• WHAT NEEDS TO BE DONE: Return the entries below word for word; no images should appear in the copy.

[Dataset rows describing interfaces]
************

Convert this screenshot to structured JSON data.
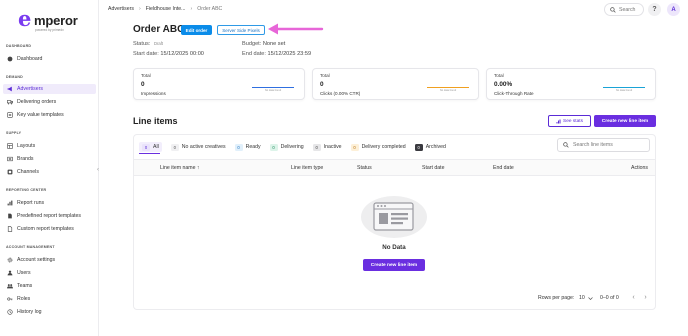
{
  "brand": {
    "logo_glyph": "e",
    "logo_word": "mperor",
    "logo_sub": "powered by primedx",
    "accent": "#6a2ee0"
  },
  "sidebar": {
    "sections": [
      {
        "title": "DASHBOARD",
        "items": [
          {
            "label": "Dashboard",
            "icon": "dashboard-icon"
          }
        ]
      },
      {
        "title": "DEMAND",
        "items": [
          {
            "label": "Advertisers",
            "icon": "megaphone-icon",
            "active": true
          },
          {
            "label": "Delivering orders",
            "icon": "truck-icon"
          },
          {
            "label": "Key value templates",
            "icon": "key-icon"
          }
        ]
      },
      {
        "title": "SUPPLY",
        "items": [
          {
            "label": "Layouts",
            "icon": "layout-icon"
          },
          {
            "label": "Brands",
            "icon": "brand-icon"
          },
          {
            "label": "Channels",
            "icon": "channels-icon"
          }
        ]
      },
      {
        "title": "REPORTING CENTER",
        "items": [
          {
            "label": "Report runs",
            "icon": "chart-icon"
          },
          {
            "label": "Predefined report templates",
            "icon": "document-icon"
          },
          {
            "label": "Custom report templates",
            "icon": "document-icon"
          }
        ]
      },
      {
        "title": "ACCOUNT MANAGEMENT",
        "items": [
          {
            "label": "Account settings",
            "icon": "gear-icon"
          },
          {
            "label": "Users",
            "icon": "user-icon"
          },
          {
            "label": "Teams",
            "icon": "team-icon"
          },
          {
            "label": "Roles",
            "icon": "key-icon"
          },
          {
            "label": "History log",
            "icon": "history-icon"
          }
        ]
      }
    ]
  },
  "topbar": {
    "breadcrumb": [
      "Advertisers",
      "Fieldhouse Inte...",
      "Order ABC"
    ],
    "breadcrumb_sep": "›",
    "search_label": "Search",
    "help_label": "?",
    "avatar_initial": "A"
  },
  "order": {
    "title": "Order ABC",
    "edit_label": "Edit order",
    "ssp_label": "Server Side Pixels",
    "status_key": "Status:",
    "status_value": "Draft",
    "budget_key": "Budget:",
    "budget_value": "None set",
    "start_key": "Start date:",
    "start_value": "15/12/2025 00:00",
    "end_key": "End date:",
    "end_value": "15/12/2025 23:59"
  },
  "stats": [
    {
      "title": "Total",
      "value": "0",
      "label": "Impressions",
      "no_data": "No data found",
      "color": "#2f6fe0"
    },
    {
      "title": "Total",
      "value": "0",
      "label": "Clicks (0.00% CTR)",
      "no_data": "No data found",
      "color": "#f0a020"
    },
    {
      "title": "Total",
      "value": "0.00%",
      "label": "Click-Through Rate",
      "no_data": "No data found",
      "color": "#1aa3d6"
    }
  ],
  "line_items": {
    "title": "Line items",
    "see_stats_label": "See stats",
    "create_label": "Create new line item",
    "search_placeholder": "Search line items",
    "tabs": [
      {
        "count": "0",
        "label": "All",
        "badge_bg": "#e9e2fb",
        "badge_fg": "#5b2bd6"
      },
      {
        "count": "0",
        "label": "No active creatives",
        "badge_bg": "#f0f0f2",
        "badge_fg": "#555"
      },
      {
        "count": "0",
        "label": "Ready",
        "badge_bg": "#e1f0fb",
        "badge_fg": "#1b72c2"
      },
      {
        "count": "0",
        "label": "Delivering",
        "badge_bg": "#ddf4ea",
        "badge_fg": "#1d8a5b"
      },
      {
        "count": "0",
        "label": "Inactive",
        "badge_bg": "#e6e6e8",
        "badge_fg": "#444"
      },
      {
        "count": "0",
        "label": "Delivery completed",
        "badge_bg": "#fdf0d8",
        "badge_fg": "#b8700c"
      },
      {
        "count": "0",
        "label": "Archived",
        "badge_bg": "#3a3a40",
        "badge_fg": "#ffffff"
      }
    ],
    "columns": [
      "Line item name",
      "Line item type",
      "Status",
      "Start date",
      "End date",
      "Actions"
    ],
    "sort_arrow": "↑",
    "empty_text": "No Data",
    "empty_create_label": "Create new line item",
    "rows_per_page_label": "Rows per page:",
    "rows_per_page_value": "10",
    "range_text": "0–0 of 0"
  }
}
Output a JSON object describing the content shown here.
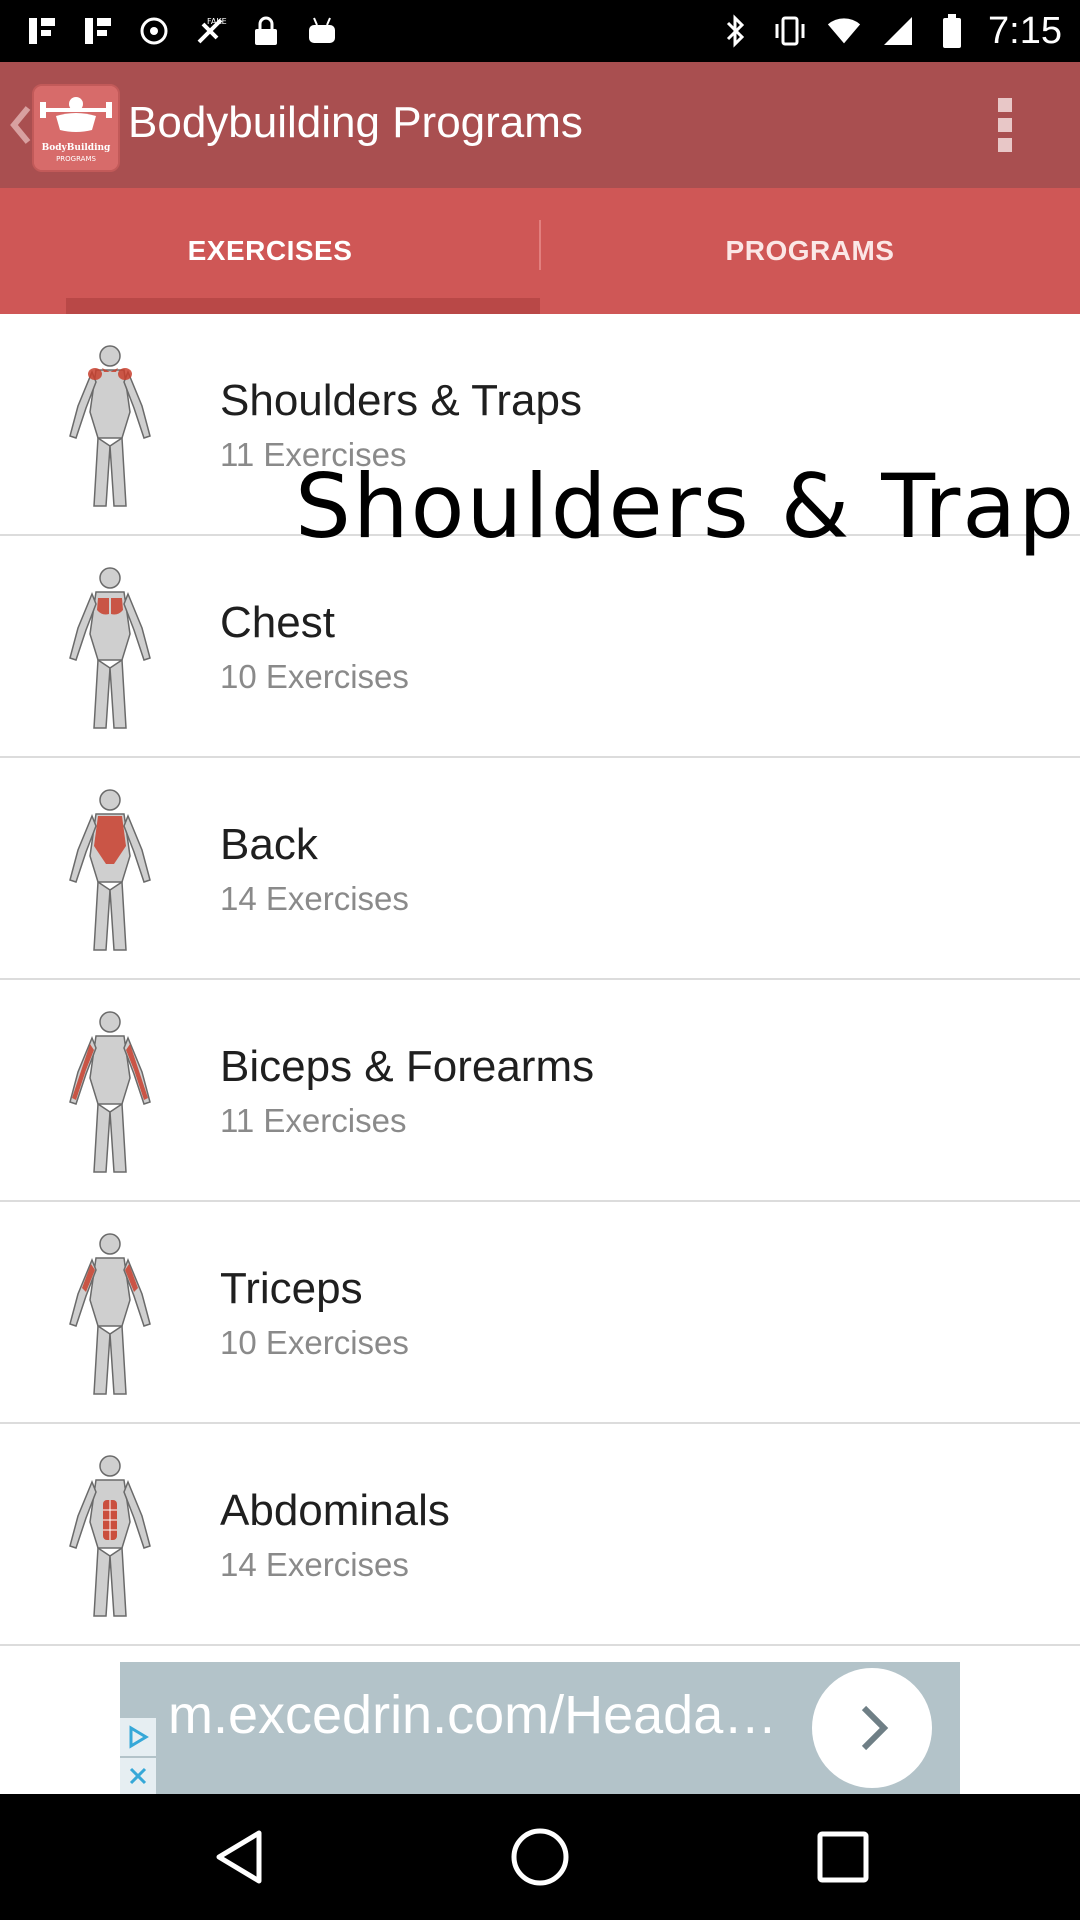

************

• YOUR RESPONSE:
Convert this screenshot to structured JSON data.
{
  "brand": {
    "logo_glyph": "e",
    "logo_word": "mperor",
    "logo_sub": "powered by primedx",
    "accent": "#6a2ee0"
  },
  "sidebar": {
    "sections": [
      {
        "title": "DASHBOARD",
        "items": [
          {
            "label": "Dashboard",
            "icon": "dashboard-icon"
          }
        ]
      },
      {
        "title": "DEMAND",
        "items": [
          {
            "label": "Advertisers",
            "icon": "megaphone-icon",
            "active": true
          },
          {
            "label": "Delivering orders",
            "icon": "truck-icon"
          },
          {
            "label": "Key value templates",
            "icon": "key-icon"
          }
        ]
      },
      {
        "title": "SUPPLY",
        "items": [
          {
            "label": "Layouts",
            "icon": "layout-icon"
          },
          {
            "label": "Brands",
            "icon": "brand-icon"
          },
          {
            "label": "Channels",
            "icon": "channels-icon"
          }
        ]
      },
      {
        "title": "REPORTING CENTER",
        "items": [
          {
            "label": "Report runs",
            "icon": "chart-icon"
          },
          {
            "label": "Predefined report templates",
            "icon": "document-icon"
          },
          {
            "label": "Custom report templates",
            "icon": "document-icon"
          }
        ]
      },
      {
        "title": "ACCOUNT MANAGEMENT",
        "items": [
          {
            "label": "Account settings",
            "icon": "gear-icon"
          },
          {
            "label": "Users",
            "icon": "user-icon"
          },
          {
            "label": "Teams",
            "icon": "team-icon"
          },
          {
            "label": "Roles",
            "icon": "key-icon"
          },
          {
            "label": "History log",
            "icon": "history-icon"
          }
        ]
      }
    ]
  },
  "topbar": {
    "breadcrumb": [
      "Advertisers",
      "Fieldhouse Inte...",
      "Order ABC"
    ],
    "breadcrumb_sep": "›",
    "search_label": "Search",
    "help_label": "?",
    "avatar_initial": "A"
  },
  "order": {
    "title": "Order ABC",
    "edit_label": "Edit order",
    "ssp_label": "Server Side Pixels",
    "status_key": "Status:",
    "status_value": "Draft",
    "budget_key": "Budget:",
    "budget_value": "None set",
    "start_key": "Start date:",
    "start_value": "15/12/2025 00:00",
    "end_key": "End date:",
    "end_value": "15/12/2025 23:59"
  },
  "stats": [
    {
      "title": "Total",
      "value": "0",
      "label": "Impressions",
      "no_data": "No data found",
      "color": "#2f6fe0"
    },
    {
      "title": "Total",
      "value": "0",
      "label": "Clicks (0.00% CTR)",
      "no_data": "No data found",
      "color": "#f0a020"
    },
    {
      "title": "Total",
      "value": "0.00%",
      "label": "Click-Through Rate",
      "no_data": "No data found",
      "color": "#1aa3d6"
    }
  ],
  "line_items": {
    "title": "Line items",
    "see_stats_label": "See stats",
    "create_label": "Create new line item",
    "search_placeholder": "Search line items",
    "tabs": [
      {
        "count": "0",
        "label": "All",
        "badge_bg": "#e9e2fb",
        "badge_fg": "#5b2bd6"
      },
      {
        "count": "0",
        "label": "No active creatives",
        "badge_bg": "#f0f0f2",
        "badge_fg": "#555"
      },
      {
        "count": "0",
        "label": "Ready",
        "badge_bg": "#e1f0fb",
        "badge_fg": "#1b72c2"
      },
      {
        "count": "0",
        "label": "Delivering",
        "badge_bg": "#ddf4ea",
        "badge_fg": "#1d8a5b"
      },
      {
        "count": "0",
        "label": "Inactive",
        "badge_bg": "#e6e6e8",
        "badge_fg": "#444"
      },
      {
        "count": "0",
        "label": "Delivery completed",
        "badge_bg": "#fdf0d8",
        "badge_fg": "#b8700c"
      },
      {
        "count": "0",
        "label": "Archived",
        "badge_bg": "#3a3a40",
        "badge_fg": "#ffffff"
      }
    ],
    "columns": [
      "Line item name",
      "Line item type",
      "Status",
      "Start date",
      "End date",
      "Actions"
    ],
    "sort_arrow": "↑",
    "empty_text": "No Data",
    "empty_create_label": "Create new line item",
    "rows_per_page_label": "Rows per page:",
    "rows_per_page_value": "10",
    "range_text": "0–0 of 0"
  }
}
Output a JSON object describing the content shown here.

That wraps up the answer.